There’s nothing wrong with dreaming big but you are more likely to achieve your goals by being realistic and to start with, making the most of what you already have.

Before you can build wealth, you need to understand what’s coming in, where your money’s going and where you could make savings, by following these four steps:

    1. Add up your annual income from wages, investments and government benefits.
    1. Add up your spending on essential living expenses including mortgage or rent, groceries, utilities, transport and insurances; and discretionary spending on the fun stuff like clothes, dining out, entertainment and holidays. If you don’t have receipts, try tracking your spending over three months or so using one of the many free online budgeting apps.
    1. Subtract your total spending in step 2 from your total income in step 1. If you spend more than you earn or barely break even, then look for areas where you could save. Things like cutting back on takeaways, impulse spending online, and streaming services you rarely use. Ring your mortgage lender to negotiate a better interest rate and when insurances come up for renewal, shop around.
  1. Draw up a budget to track your spending and put a savings plan in place to achieve your goals. Even a simple plan will help with discipline and make regular saving automatic.

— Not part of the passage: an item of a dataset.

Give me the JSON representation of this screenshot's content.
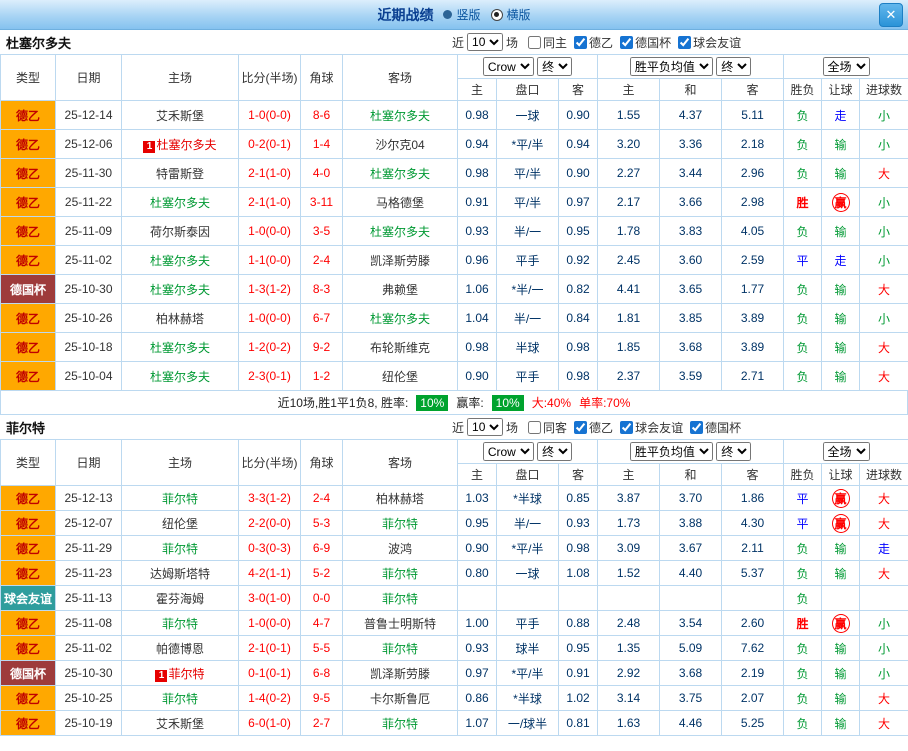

Putting it all together

Some of the most popular budget strategies take a bucket approach, with separate money buckets for needs, wants and savings.v Most aim to set aside around 20 per cent of your income as savings and paying yourself first by setting up regular debits to a savings account. If you have debts or don’t have an emergency fund, then these should be attended to before you direct savings to investments or other goals.

To be successful, a budget needs to be one you can stick to, tailored to your personal goals and financial situation. If you would like us to help plan your personal budget strategy, get in touch.

i https://www.abs.gov.au/statistics/economy/price-indexes-and-inflation/consumer-price-index-australia/latest-release

ii https://www.abs.gov.au/statistics/economy/price-indexes-and-inflation/wage-price-index-australia/latest-release

iii https://www.finder.com.au/average-aussie-needs-330000-to-feel-rich

iv https://www.abc.net.au/news/2021-06-20/are-you-middle-income-see-how-you-compare/100226488

v https://www.finder.com.au/best-budgeting-strategies

MFP Wealth Creation Pty Ltd (AR 1250984) T/A Mansfield Financial Planning, Neil Sonneveld (AR 1251279), and Martina Sonneveld (AR 297377) are authorised representatives of Nextplan Financial Pty Ltd (AFSL 452996). This advice may not be suitable to you because it contains general advice that has not been tailored to your personal circumstances. Please seek personal financial advice prior to acting on this information. Investment Performance: Past performance is not a reliable guide to future returns as future returns may differ from and be more or less volatile than past returns.